 a Student Webquest  by: Damian Wulff    



You go to the polls and cast your vote and the candidate with the most votes is the new president, right?  Not Quite!  All you're really doing is telling a group of electors from your state who you would like them to vote for when they cast the ballots that actually elect the president about a month later.  Does that seem right?  Did you know our election process worked that way?  Together, the electors from each state make up the Electoral College and it's the Electoral College that ultimately decides who wins the election and becomes the next President of the United States.  How and why was the Electoral College created?  Has it ever really influenced the results of an election?  Should we keep it around for future elections?  These are the questions before you.    



What you need to do is research the history of the Electoral College and decide whether it's an institution we need as part of our election process or something we ought to do away with.  Be prepared to participate in a class debate on that question and, then, to write a 2-3 page persuasive essay expressing the reasons for your opinion.  To do this, use the resources provided to examine why the Electoral College was originally created and how it functions today.  Also, review the four elections in which it has figured most prominently (especially the 2000 Bush v. Gore election) and play with Electoral College calculator to see how the vote in each state can potentially influence an election.  Finally, consider some of the common arguments for and against the continuation of the Electoral College for future elections.            



     1. Research the issue using the resources provided. 

     2. Participate and, as necessary, take notes during the class debate.

     3. Write an editorial (2-3 pages) in support of or opposition to maintaining the Electoral College. 

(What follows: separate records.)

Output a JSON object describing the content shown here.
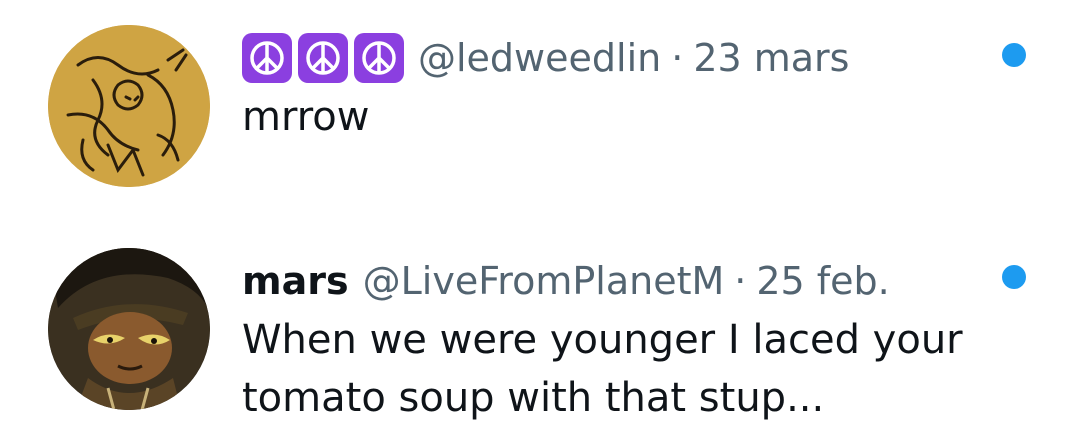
{
  "notifications": [
    {
      "display_name": "☮☮☮",
      "badge_icons": [
        "peace-symbol-icon",
        "peace-symbol-icon",
        "peace-symbol-icon"
      ],
      "handle": "@ledweedlin",
      "separator": "·",
      "date": "23 mars",
      "text": "mrrow",
      "unread": true
    },
    {
      "display_name": "mars",
      "handle": "@LiveFromPlanetM",
      "separator": "·",
      "date": "25 feb.",
      "text": "When we were younger I laced your tomato soup with that stup...",
      "unread": true
    }
  ],
  "colors": {
    "badge_purple": "#8b3fe0",
    "unread_blue": "#1d9bf0",
    "primary_text": "#0f1419",
    "secondary_text": "#536471"
  }
}
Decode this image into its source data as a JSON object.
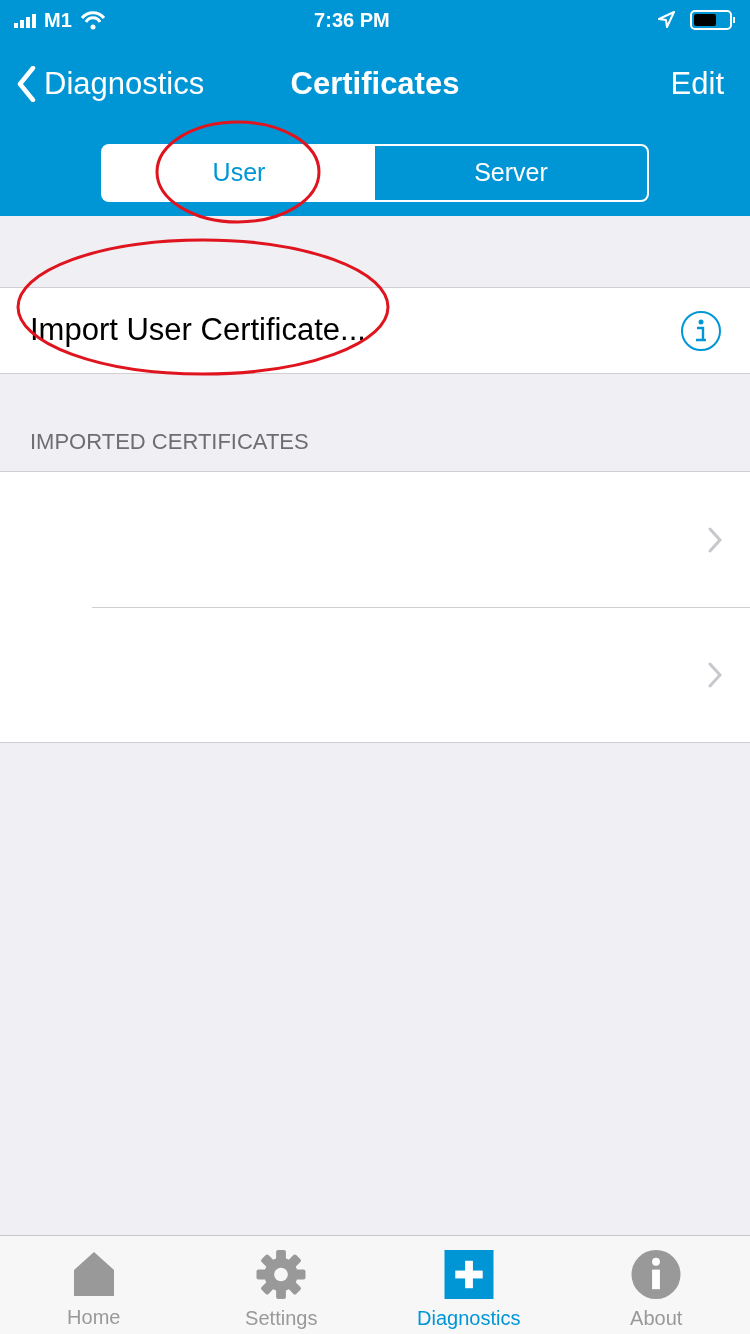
{
  "status_bar": {
    "carrier": "M1",
    "time": "7:36 PM"
  },
  "nav": {
    "back": "Diagnostics",
    "title": "Certificates",
    "action": "Edit"
  },
  "segments": [
    {
      "label": "User",
      "selected": true,
      "circled": true
    },
    {
      "label": "Server",
      "selected": false,
      "circled": false
    }
  ],
  "import_row": {
    "label": "Import User Certificate...",
    "circled": true
  },
  "imported": {
    "header": "IMPORTED CERTIFICATES",
    "rows": [
      {
        "kind": "certificate"
      },
      {
        "kind": "certificate"
      }
    ]
  },
  "tab_bar": [
    {
      "label": "Home",
      "kind": "home",
      "selected": false
    },
    {
      "label": "Settings",
      "kind": "gear",
      "selected": false
    },
    {
      "label": "Diagnostics",
      "kind": "plus",
      "selected": true
    },
    {
      "label": "About",
      "kind": "info",
      "selected": false
    }
  ]
}
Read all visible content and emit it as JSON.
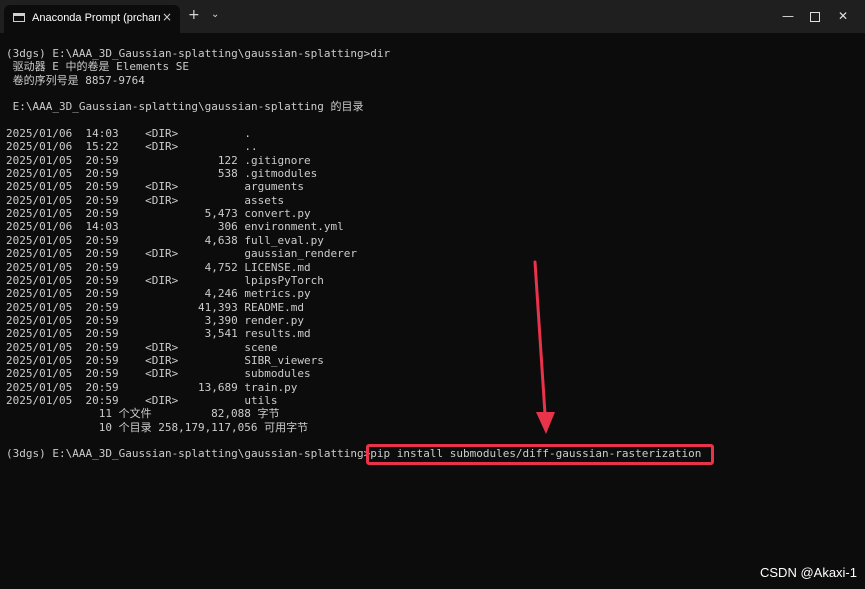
{
  "window": {
    "tab_title": "Anaconda Prompt (prcharm) -",
    "tab_close": "×",
    "new_tab": "+",
    "dropdown": "⌄",
    "minimize": "—",
    "close": "✕"
  },
  "terminal": {
    "lines": [
      "(3dgs) E:\\AAA_3D_Gaussian-splatting\\gaussian-splatting>dir",
      " 驱动器 E 中的卷是 Elements SE",
      " 卷的序列号是 8857-9764",
      "",
      " E:\\AAA_3D_Gaussian-splatting\\gaussian-splatting 的目录",
      "",
      "2025/01/06  14:03    <DIR>          .",
      "2025/01/06  15:22    <DIR>          ..",
      "2025/01/05  20:59               122 .gitignore",
      "2025/01/05  20:59               538 .gitmodules",
      "2025/01/05  20:59    <DIR>          arguments",
      "2025/01/05  20:59    <DIR>          assets",
      "2025/01/05  20:59             5,473 convert.py",
      "2025/01/06  14:03               306 environment.yml",
      "2025/01/05  20:59             4,638 full_eval.py",
      "2025/01/05  20:59    <DIR>          gaussian_renderer",
      "2025/01/05  20:59             4,752 LICENSE.md",
      "2025/01/05  20:59    <DIR>          lpipsPyTorch",
      "2025/01/05  20:59             4,246 metrics.py",
      "2025/01/05  20:59            41,393 README.md",
      "2025/01/05  20:59             3,390 render.py",
      "2025/01/05  20:59             3,541 results.md",
      "2025/01/05  20:59    <DIR>          scene",
      "2025/01/05  20:59    <DIR>          SIBR_viewers",
      "2025/01/05  20:59    <DIR>          submodules",
      "2025/01/05  20:59            13,689 train.py",
      "2025/01/05  20:59    <DIR>          utils",
      "              11 个文件         82,088 字节",
      "              10 个目录 258,179,117,056 可用字节",
      "",
      "(3dgs) E:\\AAA_3D_Gaussian-splatting\\gaussian-splatting>pip install submodules/diff-gaussian-rasterization"
    ]
  },
  "annotation": {
    "color": "#e8334a"
  },
  "watermark": "CSDN @Akaxi-1"
}
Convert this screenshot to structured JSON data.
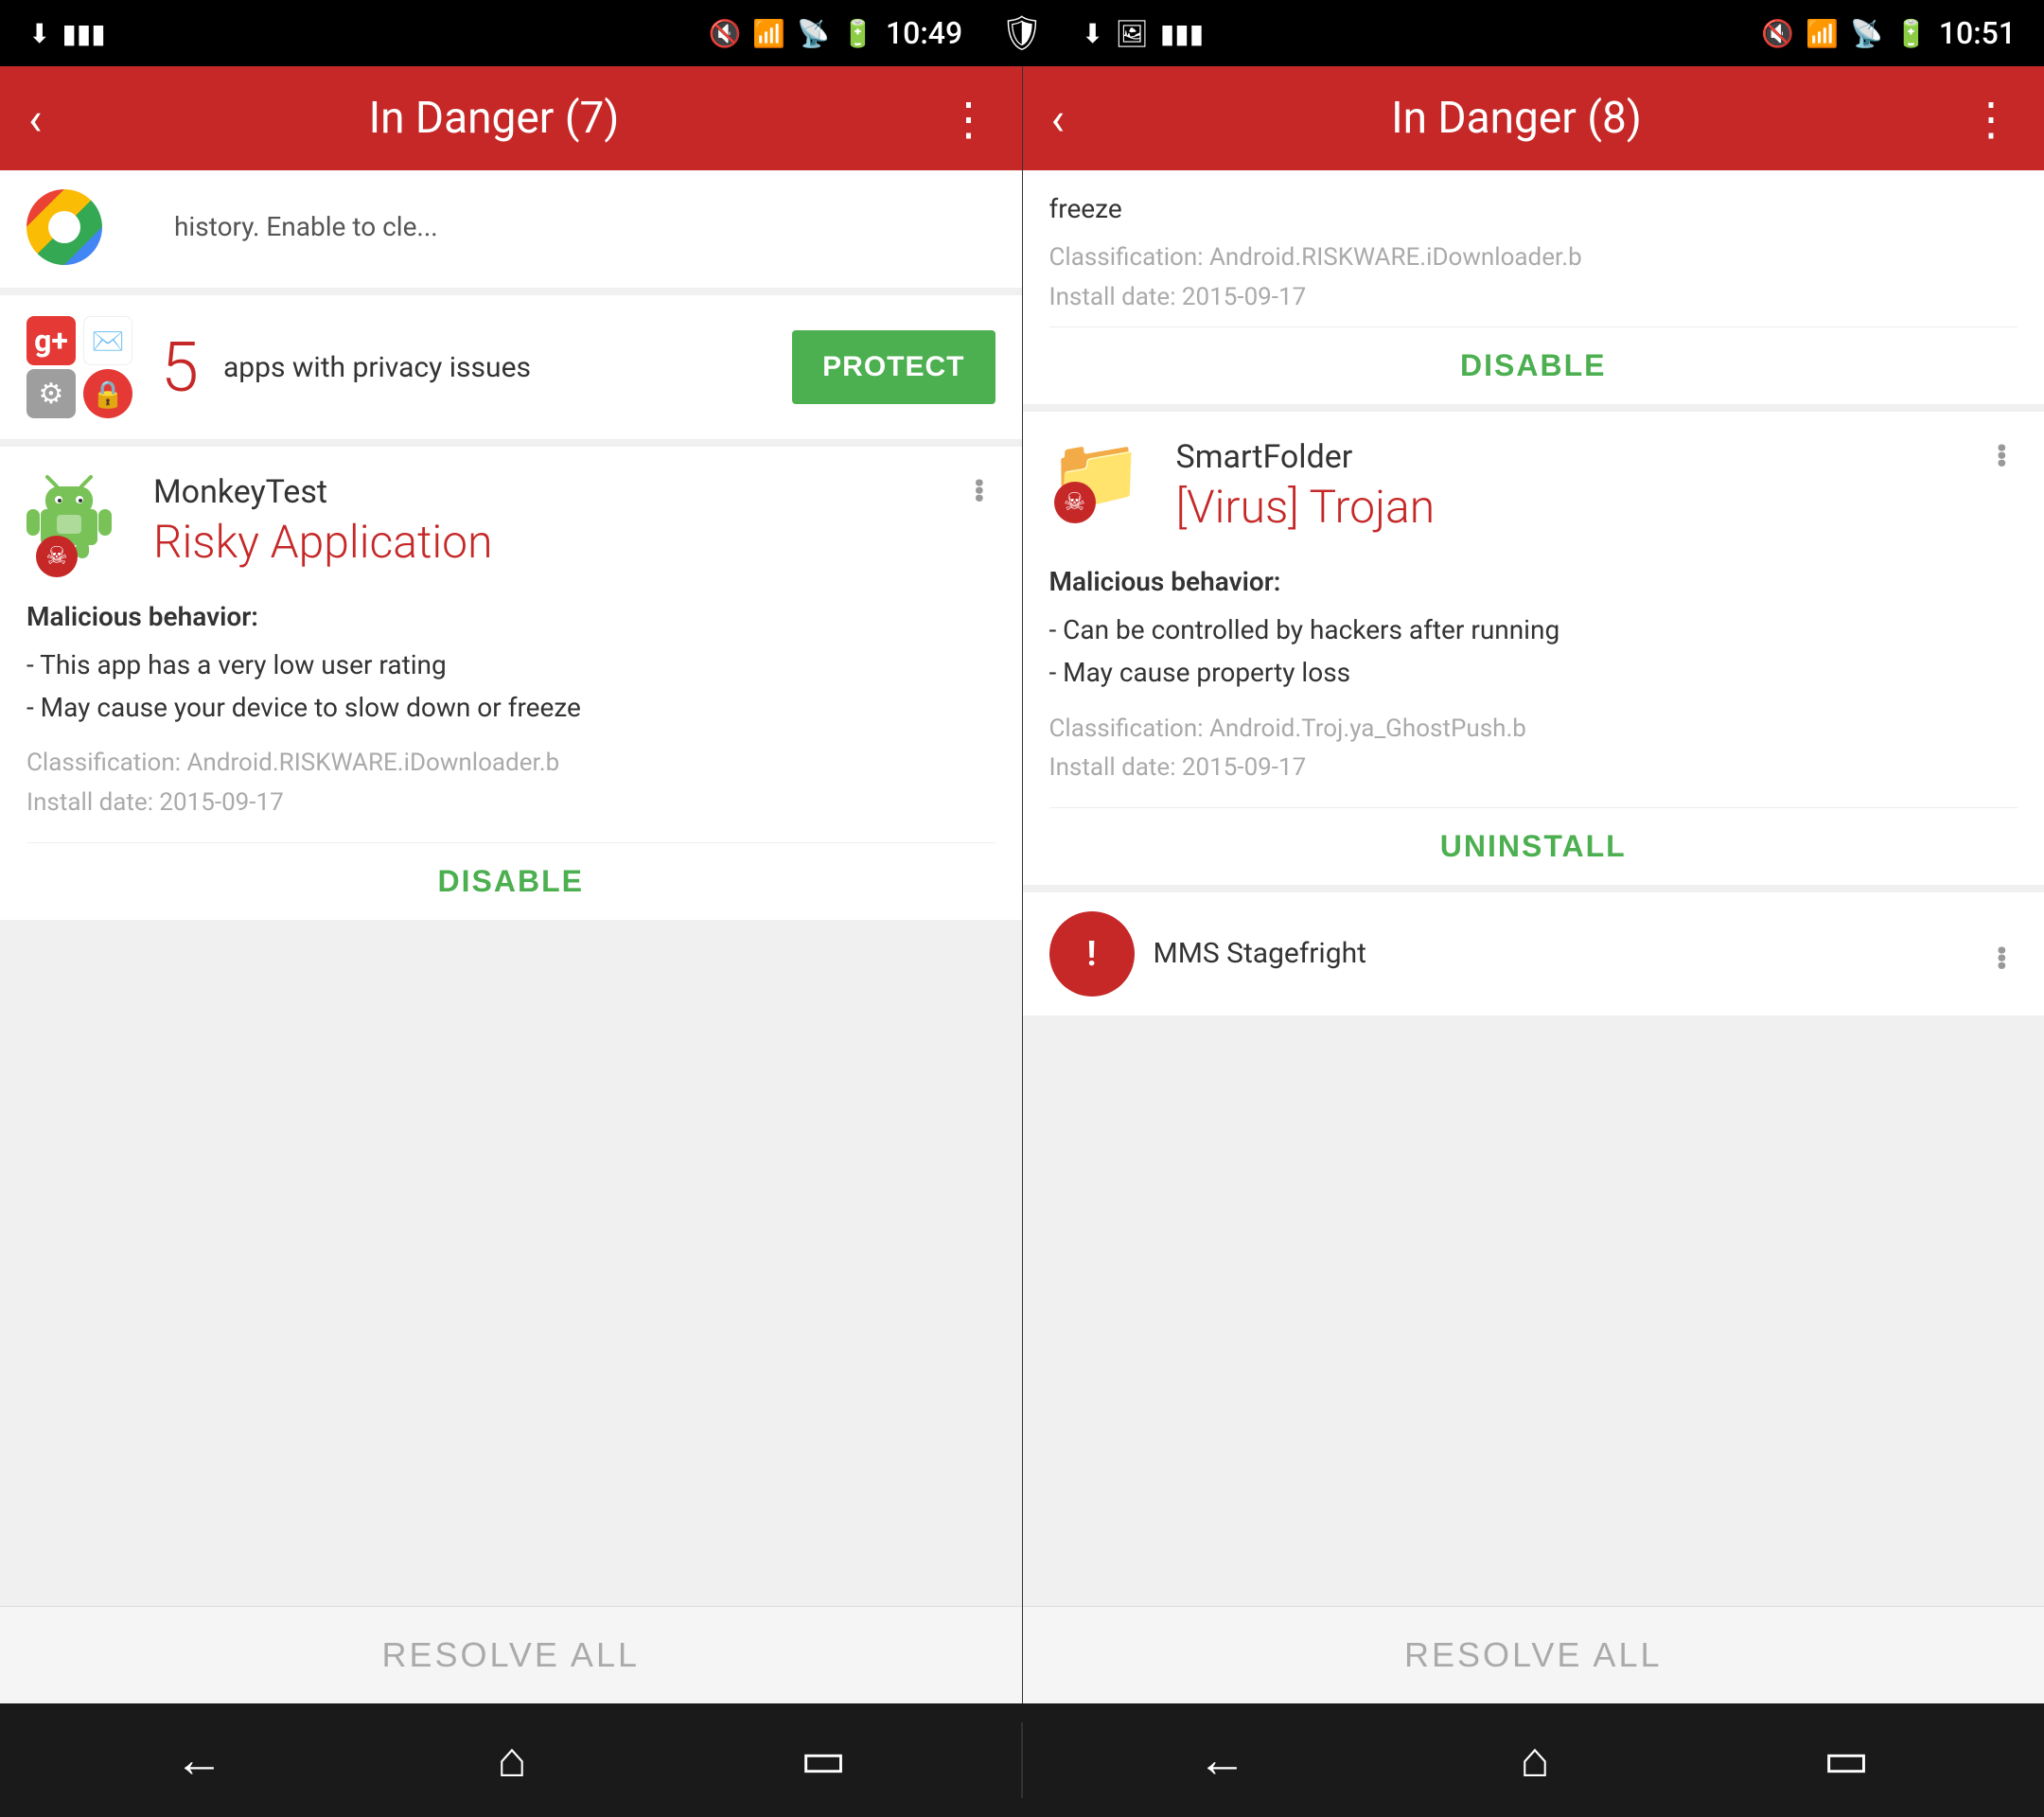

Grading Criteria (pts.)

Insufficient (0-5)

Sufficient (6-11)

Excellent (12-15)

Structure (15)

Editorial is poorly organized. Lacks clear introduction, body, and conclusion. Editorial is adequately organized. Introduction, body, and conclusion are present but less than thorough. Editorial is well organized.  Introduction, body, and conclusion are present and thorough.

Content Accuracy (15)

Editorial includes many historical and factual inaccuracies.  Editorial contains minor historical or factual mistakes. Editorial is historically and factually accurate throughout.

Issue Framing (40)

Editorial poorly explains the debate and does not outline arguments on both sides. Editorial adequately outlines the debate and attempts to present arguments on each side, but is less than clear. Editorial clearly defines the debate and thoroughly summarizes arguments on each side.

Position Expression (30) 

Editorial does not defend a position and/or fails to provide supporting reasons.  Editorial takes a position and offers some sporting reasons. Editorial takes a position and offers strong supporting ideas.



The Electoral College has been, and continues to be, a critical part of our presidential election process.  To not understand what it is, why it exists, and how it functions is to not understand that process.  The goal of this webquest was to familiarize you with the Electoral College and to increase your awareness of how it influences the outcome of each and every presidential election.  The next election is now just over two years away.  Do you know how many electoral votes are at play in your state?  Do you know which candidate received the electoral votes from your state in the previous election?  Knowing the answers to these kinds of questions and understanding how the Electoral College works should help you to see how you and your friends really can have a voice in determining who leads the United States of America and deciding what we, as a nation, stand for.